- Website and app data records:
**********

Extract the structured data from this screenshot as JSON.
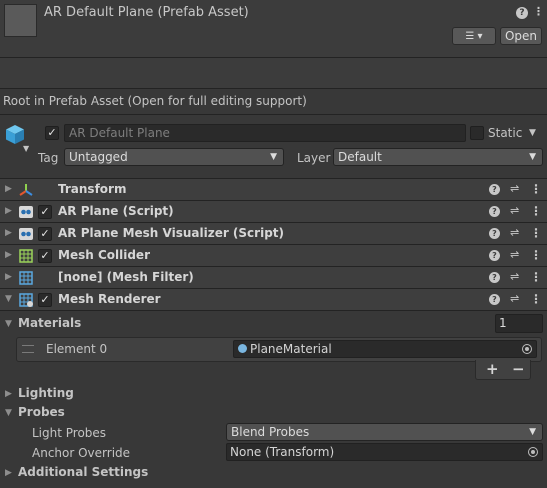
{
  "header": {
    "title": "AR Default Plane (Prefab Asset)",
    "help_icon": "?",
    "menu_icon": "⋮",
    "list_icon": "☰ ▾",
    "open_label": "Open"
  },
  "info_message": "Root in Prefab Asset (Open for full editing support)",
  "gameobject": {
    "active_check": "✓",
    "name": "AR Default Plane",
    "static_label": "Static",
    "tag_label": "Tag",
    "tag_value": "Untagged",
    "layer_label": "Layer",
    "layer_value": "Default"
  },
  "components": [
    {
      "name": "Transform",
      "has_checkbox": false
    },
    {
      "name": "AR Plane (Script)",
      "has_checkbox": true
    },
    {
      "name": "AR Plane Mesh Visualizer (Script)",
      "has_checkbox": true
    },
    {
      "name": "Mesh Collider",
      "has_checkbox": true
    },
    {
      "name": "[none] (Mesh Filter)",
      "has_checkbox": false
    },
    {
      "name": "Mesh Renderer",
      "has_checkbox": true
    }
  ],
  "materials": {
    "label": "Materials",
    "count": "1",
    "element_label": "Element 0",
    "element_value": "PlaneMaterial",
    "add": "+",
    "remove": "−"
  },
  "lighting": {
    "label": "Lighting"
  },
  "probes": {
    "label": "Probes",
    "light_probes_label": "Light Probes",
    "light_probes_value": "Blend Probes",
    "anchor_label": "Anchor Override",
    "anchor_value": "None (Transform)"
  },
  "additional": {
    "label": "Additional Settings"
  },
  "colors": {
    "background": "#383838",
    "header": "#3c3c3c",
    "field": "#2a2a2a",
    "dropdown": "#515151"
  }
}
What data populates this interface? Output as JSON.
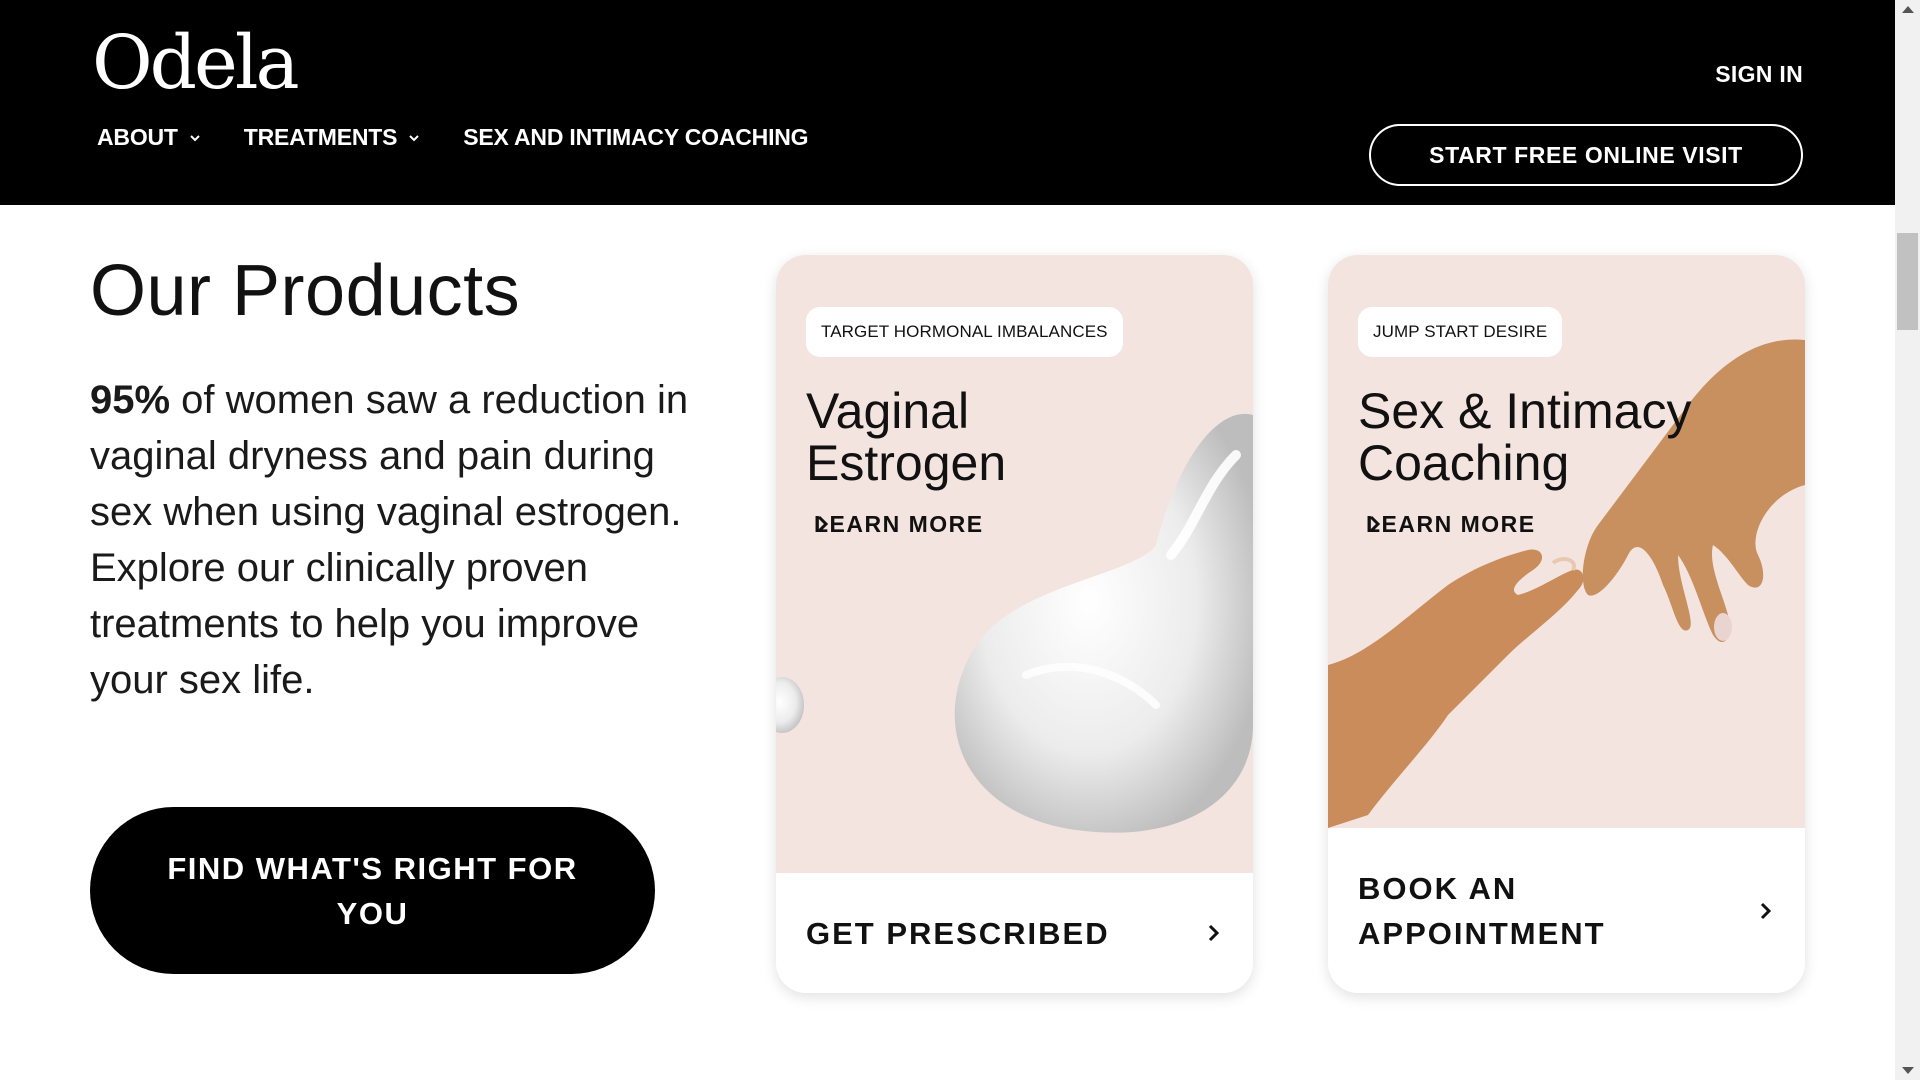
{
  "header": {
    "logo": "Odela",
    "sign_in": "SIGN IN",
    "nav": [
      {
        "label": "ABOUT",
        "has_dropdown": true
      },
      {
        "label": "TREATMENTS",
        "has_dropdown": true
      },
      {
        "label": "SEX AND INTIMACY COACHING",
        "has_dropdown": false
      }
    ],
    "cta": "START FREE ONLINE VISIT"
  },
  "main": {
    "title": "Our Products",
    "desc_bold": "95%",
    "desc_rest": " of women saw a reduction in vaginal dryness and pain during sex when using vaginal estrogen. Explore our clinically proven treatments to help you improve your sex life.",
    "cta": "FIND WHAT'S RIGHT FOR YOU"
  },
  "cards": [
    {
      "tag": "TARGET HORMONAL IMBALANCES",
      "title_line1": "Vaginal",
      "title_line2": "Estrogen",
      "learn_more": "LEARN MORE",
      "footer": "GET PRESCRIBED"
    },
    {
      "tag": "JUMP START DESIRE",
      "title_line1": "Sex & Intimacy",
      "title_line2": "Coaching",
      "learn_more": "LEARN MORE",
      "footer_line1": "BOOK AN",
      "footer_line2": "APPOINTMENT"
    }
  ],
  "colors": {
    "header_bg": "#000000",
    "card_media_bg": "#f3e4df",
    "text": "#111111"
  }
}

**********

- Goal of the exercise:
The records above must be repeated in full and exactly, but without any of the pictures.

- Solution:
Extract the structured data from this screenshot as JSON.
{
  "header": {
    "title": "AR Default Plane (Prefab Asset)",
    "help_icon": "?",
    "menu_icon": "⋮",
    "list_icon": "☰ ▾",
    "open_label": "Open"
  },
  "info_message": "Root in Prefab Asset (Open for full editing support)",
  "gameobject": {
    "active_check": "✓",
    "name": "AR Default Plane",
    "static_label": "Static",
    "tag_label": "Tag",
    "tag_value": "Untagged",
    "layer_label": "Layer",
    "layer_value": "Default"
  },
  "components": [
    {
      "name": "Transform",
      "has_checkbox": false
    },
    {
      "name": "AR Plane (Script)",
      "has_checkbox": true
    },
    {
      "name": "AR Plane Mesh Visualizer (Script)",
      "has_checkbox": true
    },
    {
      "name": "Mesh Collider",
      "has_checkbox": true
    },
    {
      "name": "[none] (Mesh Filter)",
      "has_checkbox": false
    },
    {
      "name": "Mesh Renderer",
      "has_checkbox": true
    }
  ],
  "materials": {
    "label": "Materials",
    "count": "1",
    "element_label": "Element 0",
    "element_value": "PlaneMaterial",
    "add": "+",
    "remove": "−"
  },
  "lighting": {
    "label": "Lighting"
  },
  "probes": {
    "label": "Probes",
    "light_probes_label": "Light Probes",
    "light_probes_value": "Blend Probes",
    "anchor_label": "Anchor Override",
    "anchor_value": "None (Transform)"
  },
  "additional": {
    "label": "Additional Settings"
  },
  "colors": {
    "background": "#383838",
    "header": "#3c3c3c",
    "field": "#2a2a2a",
    "dropdown": "#515151"
  }
}
What data populates this interface? Output as JSON.
{
  "header": {
    "logo": "Odela",
    "sign_in": "SIGN IN",
    "nav": [
      {
        "label": "ABOUT",
        "has_dropdown": true
      },
      {
        "label": "TREATMENTS",
        "has_dropdown": true
      },
      {
        "label": "SEX AND INTIMACY COACHING",
        "has_dropdown": false
      }
    ],
    "cta": "START FREE ONLINE VISIT"
  },
  "main": {
    "title": "Our Products",
    "desc_bold": "95%",
    "desc_rest": " of women saw a reduction in vaginal dryness and pain during sex when using vaginal estrogen. Explore our clinically proven treatments to help you improve your sex life.",
    "cta": "FIND WHAT'S RIGHT FOR YOU"
  },
  "cards": [
    {
      "tag": "TARGET HORMONAL IMBALANCES",
      "title_line1": "Vaginal",
      "title_line2": "Estrogen",
      "learn_more": "LEARN MORE",
      "footer": "GET PRESCRIBED"
    },
    {
      "tag": "JUMP START DESIRE",
      "title_line1": "Sex & Intimacy",
      "title_line2": "Coaching",
      "learn_more": "LEARN MORE",
      "footer_line1": "BOOK AN",
      "footer_line2": "APPOINTMENT"
    }
  ],
  "colors": {
    "header_bg": "#000000",
    "card_media_bg": "#f3e4df",
    "text": "#111111"
  }
}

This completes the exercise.